# What you have to do
Could you reproduce all of these records exactly?

★ ★ ★ ★

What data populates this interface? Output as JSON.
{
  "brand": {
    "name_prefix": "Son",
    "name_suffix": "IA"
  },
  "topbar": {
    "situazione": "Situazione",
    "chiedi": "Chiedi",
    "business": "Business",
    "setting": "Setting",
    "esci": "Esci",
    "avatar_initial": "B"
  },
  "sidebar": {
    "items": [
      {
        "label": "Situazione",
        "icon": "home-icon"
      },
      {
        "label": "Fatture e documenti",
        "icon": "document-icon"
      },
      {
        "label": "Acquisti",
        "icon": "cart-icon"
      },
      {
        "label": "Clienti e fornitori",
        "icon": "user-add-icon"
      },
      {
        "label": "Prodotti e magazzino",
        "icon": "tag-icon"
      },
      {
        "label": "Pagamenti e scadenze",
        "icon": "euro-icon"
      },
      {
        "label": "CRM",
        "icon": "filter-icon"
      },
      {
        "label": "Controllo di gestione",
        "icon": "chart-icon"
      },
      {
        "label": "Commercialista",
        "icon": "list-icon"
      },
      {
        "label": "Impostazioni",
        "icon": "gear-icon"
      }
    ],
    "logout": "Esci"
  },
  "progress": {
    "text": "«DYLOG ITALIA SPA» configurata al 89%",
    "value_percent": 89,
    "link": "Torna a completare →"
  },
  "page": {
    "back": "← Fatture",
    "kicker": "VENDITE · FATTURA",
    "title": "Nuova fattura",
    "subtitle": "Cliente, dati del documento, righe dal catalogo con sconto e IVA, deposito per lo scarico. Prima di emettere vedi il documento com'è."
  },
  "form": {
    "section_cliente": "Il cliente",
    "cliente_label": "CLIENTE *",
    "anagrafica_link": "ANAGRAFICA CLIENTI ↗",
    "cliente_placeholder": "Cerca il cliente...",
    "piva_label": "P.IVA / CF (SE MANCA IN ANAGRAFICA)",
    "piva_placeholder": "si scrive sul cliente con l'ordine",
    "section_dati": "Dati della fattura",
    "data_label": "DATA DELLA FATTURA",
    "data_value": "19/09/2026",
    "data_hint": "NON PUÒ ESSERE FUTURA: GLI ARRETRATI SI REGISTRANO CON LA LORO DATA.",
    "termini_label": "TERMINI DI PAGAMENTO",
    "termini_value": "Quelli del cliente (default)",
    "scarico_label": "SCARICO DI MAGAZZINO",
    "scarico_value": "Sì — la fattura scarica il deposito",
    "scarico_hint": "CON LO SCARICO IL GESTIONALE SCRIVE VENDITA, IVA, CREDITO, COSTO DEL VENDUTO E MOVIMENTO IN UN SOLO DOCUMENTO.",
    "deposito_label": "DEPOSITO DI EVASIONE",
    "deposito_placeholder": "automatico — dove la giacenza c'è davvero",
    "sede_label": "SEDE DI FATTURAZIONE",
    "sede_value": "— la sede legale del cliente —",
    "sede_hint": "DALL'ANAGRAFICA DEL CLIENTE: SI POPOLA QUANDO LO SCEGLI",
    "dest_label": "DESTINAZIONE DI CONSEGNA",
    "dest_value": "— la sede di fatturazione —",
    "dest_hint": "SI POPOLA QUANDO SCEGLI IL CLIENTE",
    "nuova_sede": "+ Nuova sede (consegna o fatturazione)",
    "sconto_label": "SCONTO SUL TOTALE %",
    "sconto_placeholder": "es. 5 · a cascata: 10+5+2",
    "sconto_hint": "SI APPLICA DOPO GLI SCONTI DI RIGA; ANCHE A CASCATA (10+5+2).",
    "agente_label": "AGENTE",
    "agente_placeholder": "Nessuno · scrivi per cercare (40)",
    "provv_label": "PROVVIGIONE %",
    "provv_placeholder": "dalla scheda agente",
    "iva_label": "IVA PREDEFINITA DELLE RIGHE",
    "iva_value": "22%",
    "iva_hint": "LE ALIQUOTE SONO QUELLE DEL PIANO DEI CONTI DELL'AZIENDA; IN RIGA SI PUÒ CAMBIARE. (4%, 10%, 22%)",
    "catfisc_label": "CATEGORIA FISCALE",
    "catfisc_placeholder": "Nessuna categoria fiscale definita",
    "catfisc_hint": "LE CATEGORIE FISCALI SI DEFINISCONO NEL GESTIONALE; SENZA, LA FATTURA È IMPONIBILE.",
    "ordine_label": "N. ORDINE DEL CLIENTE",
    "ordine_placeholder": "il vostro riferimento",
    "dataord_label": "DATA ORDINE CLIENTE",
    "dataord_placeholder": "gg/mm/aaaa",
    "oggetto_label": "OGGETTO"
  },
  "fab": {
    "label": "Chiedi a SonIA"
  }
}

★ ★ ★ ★

# Written solution
What data populates this interface? Output as JSON.
{
  "brand": {
    "name_prefix": "Son",
    "name_suffix": "IA"
  },
  "topbar": {
    "situazione": "Situazione",
    "chiedi": "Chiedi",
    "business": "Business",
    "setting": "Setting",
    "esci": "Esci",
    "avatar_initial": "B"
  },
  "sidebar": {
    "items": [
      {
        "label": "Situazione",
        "icon": "home-icon"
      },
      {
        "label": "Fatture e documenti",
        "icon": "document-icon"
      },
      {
        "label": "Acquisti",
        "icon": "cart-icon"
      },
      {
        "label": "Clienti e fornitori",
        "icon": "user-add-icon"
      },
      {
        "label": "Prodotti e magazzino",
        "icon": "tag-icon"
      },
      {
        "label": "Pagamenti e scadenze",
        "icon": "euro-icon"
      },
      {
        "label": "CRM",
        "icon": "filter-icon"
      },
      {
        "label": "Controllo di gestione",
        "icon": "chart-icon"
      },
      {
        "label": "Commercialista",
        "icon": "list-icon"
      },
      {
        "label": "Impostazioni",
        "icon": "gear-icon"
      }
    ],
    "logout": "Esci"
  },
  "progress": {
    "text": "«DYLOG ITALIA SPA» configurata al 89%",
    "value_percent": 89,
    "link": "Torna a completare →"
  },
  "page": {
    "back": "← Fatture",
    "kicker": "VENDITE · FATTURA",
    "title": "Nuova fattura",
    "subtitle": "Cliente, dati del documento, righe dal catalogo con sconto e IVA, deposito per lo scarico. Prima di emettere vedi il documento com'è."
  },
  "form": {
    "section_cliente": "Il cliente",
    "cliente_label": "CLIENTE *",
    "anagrafica_link": "ANAGRAFICA CLIENTI ↗",
    "cliente_placeholder": "Cerca il cliente...",
    "piva_label": "P.IVA / CF (SE MANCA IN ANAGRAFICA)",
    "piva_placeholder": "si scrive sul cliente con l'ordine",
    "section_dati": "Dati della fattura",
    "data_label": "DATA DELLA FATTURA",
    "data_value": "19/09/2026",
    "data_hint": "NON PUÒ ESSERE FUTURA: GLI ARRETRATI SI REGISTRANO CON LA LORO DATA.",
    "termini_label": "TERMINI DI PAGAMENTO",
    "termini_value": "Quelli del cliente (default)",
    "scarico_label": "SCARICO DI MAGAZZINO",
    "scarico_value": "Sì — la fattura scarica il deposito",
    "scarico_hint": "CON LO SCARICO IL GESTIONALE SCRIVE VENDITA, IVA, CREDITO, COSTO DEL VENDUTO E MOVIMENTO IN UN SOLO DOCUMENTO.",
    "deposito_label": "DEPOSITO DI EVASIONE",
    "deposito_placeholder": "automatico — dove la giacenza c'è davvero",
    "sede_label": "SEDE DI FATTURAZIONE",
    "sede_value": "— la sede legale del cliente —",
    "sede_hint": "DALL'ANAGRAFICA DEL CLIENTE: SI POPOLA QUANDO LO SCEGLI",
    "dest_label": "DESTINAZIONE DI CONSEGNA",
    "dest_value": "— la sede di fatturazione —",
    "dest_hint": "SI POPOLA QUANDO SCEGLI IL CLIENTE",
    "nuova_sede": "+ Nuova sede (consegna o fatturazione)",
    "sconto_label": "SCONTO SUL TOTALE %",
    "sconto_placeholder": "es. 5 · a cascata: 10+5+2",
    "sconto_hint": "SI APPLICA DOPO GLI SCONTI DI RIGA; ANCHE A CASCATA (10+5+2).",
    "agente_label": "AGENTE",
    "agente_placeholder": "Nessuno · scrivi per cercare (40)",
    "provv_label": "PROVVIGIONE %",
    "provv_placeholder": "dalla scheda agente",
    "iva_label": "IVA PREDEFINITA DELLE RIGHE",
    "iva_value": "22%",
    "iva_hint": "LE ALIQUOTE SONO QUELLE DEL PIANO DEI CONTI DELL'AZIENDA; IN RIGA SI PUÒ CAMBIARE. (4%, 10%, 22%)",
    "catfisc_label": "CATEGORIA FISCALE",
    "catfisc_placeholder": "Nessuna categoria fiscale definita",
    "catfisc_hint": "LE CATEGORIE FISCALI SI DEFINISCONO NEL GESTIONALE; SENZA, LA FATTURA È IMPONIBILE.",
    "ordine_label": "N. ORDINE DEL CLIENTE",
    "ordine_placeholder": "il vostro riferimento",
    "dataord_label": "DATA ORDINE CLIENTE",
    "dataord_placeholder": "gg/mm/aaaa",
    "oggetto_label": "OGGETTO"
  },
  "fab": {
    "label": "Chiedi a SonIA"
  }
}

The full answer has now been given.